■ **RECORDED INFORMATION**:
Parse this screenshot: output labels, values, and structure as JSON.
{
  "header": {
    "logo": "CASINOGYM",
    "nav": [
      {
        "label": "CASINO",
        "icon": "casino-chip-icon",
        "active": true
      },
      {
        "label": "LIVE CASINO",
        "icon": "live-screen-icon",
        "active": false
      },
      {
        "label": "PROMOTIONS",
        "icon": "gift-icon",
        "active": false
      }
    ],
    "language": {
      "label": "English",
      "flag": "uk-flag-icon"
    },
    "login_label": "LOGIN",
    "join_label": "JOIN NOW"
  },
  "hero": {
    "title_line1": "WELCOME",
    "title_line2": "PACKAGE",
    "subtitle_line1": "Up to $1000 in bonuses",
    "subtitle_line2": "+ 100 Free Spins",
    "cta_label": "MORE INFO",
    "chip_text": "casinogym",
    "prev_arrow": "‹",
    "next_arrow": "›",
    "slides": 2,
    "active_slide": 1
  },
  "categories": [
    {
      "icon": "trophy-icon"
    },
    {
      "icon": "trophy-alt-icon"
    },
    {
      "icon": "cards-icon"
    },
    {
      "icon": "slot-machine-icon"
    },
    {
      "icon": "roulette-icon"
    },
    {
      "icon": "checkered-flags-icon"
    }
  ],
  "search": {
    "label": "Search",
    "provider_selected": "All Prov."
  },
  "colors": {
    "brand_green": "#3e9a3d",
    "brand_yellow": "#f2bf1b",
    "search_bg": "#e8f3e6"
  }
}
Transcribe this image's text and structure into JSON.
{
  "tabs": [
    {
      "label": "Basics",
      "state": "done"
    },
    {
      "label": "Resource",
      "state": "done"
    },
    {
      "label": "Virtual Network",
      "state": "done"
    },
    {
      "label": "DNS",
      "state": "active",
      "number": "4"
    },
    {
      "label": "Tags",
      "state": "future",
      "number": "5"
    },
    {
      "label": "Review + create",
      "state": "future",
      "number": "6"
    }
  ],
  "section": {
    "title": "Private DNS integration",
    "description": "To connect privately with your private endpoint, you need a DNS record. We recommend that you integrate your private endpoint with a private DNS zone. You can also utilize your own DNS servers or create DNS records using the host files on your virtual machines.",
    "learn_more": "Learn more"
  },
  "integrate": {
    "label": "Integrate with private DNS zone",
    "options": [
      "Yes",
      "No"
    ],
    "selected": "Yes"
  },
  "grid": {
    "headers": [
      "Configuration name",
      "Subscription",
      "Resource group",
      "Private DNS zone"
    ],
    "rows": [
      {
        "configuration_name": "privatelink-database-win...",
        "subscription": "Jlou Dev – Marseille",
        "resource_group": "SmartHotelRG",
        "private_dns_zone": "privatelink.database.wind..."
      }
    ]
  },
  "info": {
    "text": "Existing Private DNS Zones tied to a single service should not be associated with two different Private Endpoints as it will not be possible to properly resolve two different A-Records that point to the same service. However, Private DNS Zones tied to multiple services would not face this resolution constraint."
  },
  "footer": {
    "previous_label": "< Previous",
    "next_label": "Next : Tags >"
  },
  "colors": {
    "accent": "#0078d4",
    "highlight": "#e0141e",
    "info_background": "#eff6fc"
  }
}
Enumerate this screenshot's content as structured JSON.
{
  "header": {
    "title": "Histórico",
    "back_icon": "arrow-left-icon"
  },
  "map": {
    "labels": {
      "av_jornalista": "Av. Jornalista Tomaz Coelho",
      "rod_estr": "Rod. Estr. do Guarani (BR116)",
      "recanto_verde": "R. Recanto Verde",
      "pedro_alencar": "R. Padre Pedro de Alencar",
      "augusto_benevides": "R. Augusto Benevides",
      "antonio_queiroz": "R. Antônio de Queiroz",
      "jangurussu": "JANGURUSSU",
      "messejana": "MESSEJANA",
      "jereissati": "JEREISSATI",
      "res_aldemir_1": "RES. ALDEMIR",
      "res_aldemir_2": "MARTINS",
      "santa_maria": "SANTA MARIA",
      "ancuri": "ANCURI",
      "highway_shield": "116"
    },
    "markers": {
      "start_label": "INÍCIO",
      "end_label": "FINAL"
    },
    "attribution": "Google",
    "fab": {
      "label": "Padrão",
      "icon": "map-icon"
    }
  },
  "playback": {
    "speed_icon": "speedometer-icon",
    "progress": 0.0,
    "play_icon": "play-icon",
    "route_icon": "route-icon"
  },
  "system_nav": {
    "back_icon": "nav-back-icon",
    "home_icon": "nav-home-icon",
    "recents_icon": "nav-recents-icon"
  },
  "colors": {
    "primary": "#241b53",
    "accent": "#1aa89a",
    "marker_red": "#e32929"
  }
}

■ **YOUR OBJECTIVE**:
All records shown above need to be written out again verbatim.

■ **RESPONSE TO THE EXERCISE**:
Parse this screenshot: output labels, values, and structure as JSON.
{
  "header": {
    "logo": "CASINOGYM",
    "nav": [
      {
        "label": "CASINO",
        "icon": "casino-chip-icon",
        "active": true
      },
      {
        "label": "LIVE CASINO",
        "icon": "live-screen-icon",
        "active": false
      },
      {
        "label": "PROMOTIONS",
        "icon": "gift-icon",
        "active": false
      }
    ],
    "language": {
      "label": "English",
      "flag": "uk-flag-icon"
    },
    "login_label": "LOGIN",
    "join_label": "JOIN NOW"
  },
  "hero": {
    "title_line1": "WELCOME",
    "title_line2": "PACKAGE",
    "subtitle_line1": "Up to $1000 in bonuses",
    "subtitle_line2": "+ 100 Free Spins",
    "cta_label": "MORE INFO",
    "chip_text": "casinogym",
    "prev_arrow": "‹",
    "next_arrow": "›",
    "slides": 2,
    "active_slide": 1
  },
  "categories": [
    {
      "icon": "trophy-icon"
    },
    {
      "icon": "trophy-alt-icon"
    },
    {
      "icon": "cards-icon"
    },
    {
      "icon": "slot-machine-icon"
    },
    {
      "icon": "roulette-icon"
    },
    {
      "icon": "checkered-flags-icon"
    }
  ],
  "search": {
    "label": "Search",
    "provider_selected": "All Prov."
  },
  "colors": {
    "brand_green": "#3e9a3d",
    "brand_yellow": "#f2bf1b",
    "search_bg": "#e8f3e6"
  }
}
Transcribe this image's text and structure into JSON.
{
  "tabs": [
    {
      "label": "Basics",
      "state": "done"
    },
    {
      "label": "Resource",
      "state": "done"
    },
    {
      "label": "Virtual Network",
      "state": "done"
    },
    {
      "label": "DNS",
      "state": "active",
      "number": "4"
    },
    {
      "label": "Tags",
      "state": "future",
      "number": "5"
    },
    {
      "label": "Review + create",
      "state": "future",
      "number": "6"
    }
  ],
  "section": {
    "title": "Private DNS integration",
    "description": "To connect privately with your private endpoint, you need a DNS record. We recommend that you integrate your private endpoint with a private DNS zone. You can also utilize your own DNS servers or create DNS records using the host files on your virtual machines.",
    "learn_more": "Learn more"
  },
  "integrate": {
    "label": "Integrate with private DNS zone",
    "options": [
      "Yes",
      "No"
    ],
    "selected": "Yes"
  },
  "grid": {
    "headers": [
      "Configuration name",
      "Subscription",
      "Resource group",
      "Private DNS zone"
    ],
    "rows": [
      {
        "configuration_name": "privatelink-database-win...",
        "subscription": "Jlou Dev – Marseille",
        "resource_group": "SmartHotelRG",
        "private_dns_zone": "privatelink.database.wind..."
      }
    ]
  },
  "info": {
    "text": "Existing Private DNS Zones tied to a single service should not be associated with two different Private Endpoints as it will not be possible to properly resolve two different A-Records that point to the same service. However, Private DNS Zones tied to multiple services would not face this resolution constraint."
  },
  "footer": {
    "previous_label": "< Previous",
    "next_label": "Next : Tags >"
  },
  "colors": {
    "accent": "#0078d4",
    "highlight": "#e0141e",
    "info_background": "#eff6fc"
  }
}
Enumerate this screenshot's content as structured JSON.
{
  "header": {
    "title": "Histórico",
    "back_icon": "arrow-left-icon"
  },
  "map": {
    "labels": {
      "av_jornalista": "Av. Jornalista Tomaz Coelho",
      "rod_estr": "Rod. Estr. do Guarani (BR116)",
      "recanto_verde": "R. Recanto Verde",
      "pedro_alencar": "R. Padre Pedro de Alencar",
      "augusto_benevides": "R. Augusto Benevides",
      "antonio_queiroz": "R. Antônio de Queiroz",
      "jangurussu": "JANGURUSSU",
      "messejana": "MESSEJANA",
      "jereissati": "JEREISSATI",
      "res_aldemir_1": "RES. ALDEMIR",
      "res_aldemir_2": "MARTINS",
      "santa_maria": "SANTA MARIA",
      "ancuri": "ANCURI",
      "highway_shield": "116"
    },
    "markers": {
      "start_label": "INÍCIO",
      "end_label": "FINAL"
    },
    "attribution": "Google",
    "fab": {
      "label": "Padrão",
      "icon": "map-icon"
    }
  },
  "playback": {
    "speed_icon": "speedometer-icon",
    "progress": 0.0,
    "play_icon": "play-icon",
    "route_icon": "route-icon"
  },
  "system_nav": {
    "back_icon": "nav-back-icon",
    "home_icon": "nav-home-icon",
    "recents_icon": "nav-recents-icon"
  },
  "colors": {
    "primary": "#241b53",
    "accent": "#1aa89a",
    "marker_red": "#e32929"
  }
}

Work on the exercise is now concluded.